--- THE DATA Enclosed Below ---
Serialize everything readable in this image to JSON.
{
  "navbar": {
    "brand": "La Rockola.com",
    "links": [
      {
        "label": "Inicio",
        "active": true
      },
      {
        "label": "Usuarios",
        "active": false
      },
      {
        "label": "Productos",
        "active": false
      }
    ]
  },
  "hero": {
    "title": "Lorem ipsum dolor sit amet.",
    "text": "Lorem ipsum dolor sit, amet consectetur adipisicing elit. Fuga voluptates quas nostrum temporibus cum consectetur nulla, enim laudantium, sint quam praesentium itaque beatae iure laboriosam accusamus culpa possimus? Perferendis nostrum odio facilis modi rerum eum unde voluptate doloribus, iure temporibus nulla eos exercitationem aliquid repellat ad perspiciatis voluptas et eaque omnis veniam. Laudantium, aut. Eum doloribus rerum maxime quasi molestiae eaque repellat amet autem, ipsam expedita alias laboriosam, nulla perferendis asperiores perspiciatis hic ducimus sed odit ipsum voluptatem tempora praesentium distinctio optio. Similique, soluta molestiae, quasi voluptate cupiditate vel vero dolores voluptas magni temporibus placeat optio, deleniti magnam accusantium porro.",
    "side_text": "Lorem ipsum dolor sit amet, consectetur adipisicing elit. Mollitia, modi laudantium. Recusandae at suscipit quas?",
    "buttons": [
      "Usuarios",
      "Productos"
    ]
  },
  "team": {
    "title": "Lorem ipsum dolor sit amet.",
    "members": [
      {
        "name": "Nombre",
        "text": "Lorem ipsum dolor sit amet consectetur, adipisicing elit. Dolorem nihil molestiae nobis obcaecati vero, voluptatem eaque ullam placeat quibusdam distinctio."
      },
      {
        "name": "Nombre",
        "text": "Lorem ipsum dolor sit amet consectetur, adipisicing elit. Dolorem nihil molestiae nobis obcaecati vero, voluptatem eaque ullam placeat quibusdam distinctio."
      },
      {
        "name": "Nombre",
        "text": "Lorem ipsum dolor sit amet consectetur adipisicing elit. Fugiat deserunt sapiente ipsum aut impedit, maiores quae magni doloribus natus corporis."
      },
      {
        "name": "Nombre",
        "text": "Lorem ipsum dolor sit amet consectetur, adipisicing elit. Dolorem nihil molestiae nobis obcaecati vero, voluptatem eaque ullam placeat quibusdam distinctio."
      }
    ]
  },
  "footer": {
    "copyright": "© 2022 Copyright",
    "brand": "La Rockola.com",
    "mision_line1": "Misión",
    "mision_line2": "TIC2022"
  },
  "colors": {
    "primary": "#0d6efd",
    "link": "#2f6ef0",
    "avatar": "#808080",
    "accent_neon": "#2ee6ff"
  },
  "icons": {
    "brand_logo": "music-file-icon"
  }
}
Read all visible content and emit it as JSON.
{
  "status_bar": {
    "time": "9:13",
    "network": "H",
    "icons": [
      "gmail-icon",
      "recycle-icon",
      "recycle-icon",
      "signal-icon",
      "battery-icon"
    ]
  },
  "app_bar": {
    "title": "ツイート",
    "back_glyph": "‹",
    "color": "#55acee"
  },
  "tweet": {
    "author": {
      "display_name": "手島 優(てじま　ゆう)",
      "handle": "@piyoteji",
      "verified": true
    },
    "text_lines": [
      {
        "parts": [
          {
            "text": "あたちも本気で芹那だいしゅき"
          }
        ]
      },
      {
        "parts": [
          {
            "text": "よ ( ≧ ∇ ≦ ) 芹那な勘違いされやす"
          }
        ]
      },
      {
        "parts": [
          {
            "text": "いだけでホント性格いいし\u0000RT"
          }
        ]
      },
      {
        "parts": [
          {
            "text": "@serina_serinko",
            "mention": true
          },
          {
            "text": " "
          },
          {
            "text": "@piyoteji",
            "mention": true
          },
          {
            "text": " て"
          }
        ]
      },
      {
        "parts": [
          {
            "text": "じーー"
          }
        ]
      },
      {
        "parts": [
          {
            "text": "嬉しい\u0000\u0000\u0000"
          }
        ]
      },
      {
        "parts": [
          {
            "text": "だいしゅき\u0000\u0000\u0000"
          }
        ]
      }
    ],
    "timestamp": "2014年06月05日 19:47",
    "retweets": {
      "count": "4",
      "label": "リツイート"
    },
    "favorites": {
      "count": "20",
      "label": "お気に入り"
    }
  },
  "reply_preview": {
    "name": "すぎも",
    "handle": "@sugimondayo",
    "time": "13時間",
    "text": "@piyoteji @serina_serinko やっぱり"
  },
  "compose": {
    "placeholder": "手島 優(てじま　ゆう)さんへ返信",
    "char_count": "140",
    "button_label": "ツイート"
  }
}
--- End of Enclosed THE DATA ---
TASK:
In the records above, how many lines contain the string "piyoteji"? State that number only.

RESPONSE TO THE TASK:
3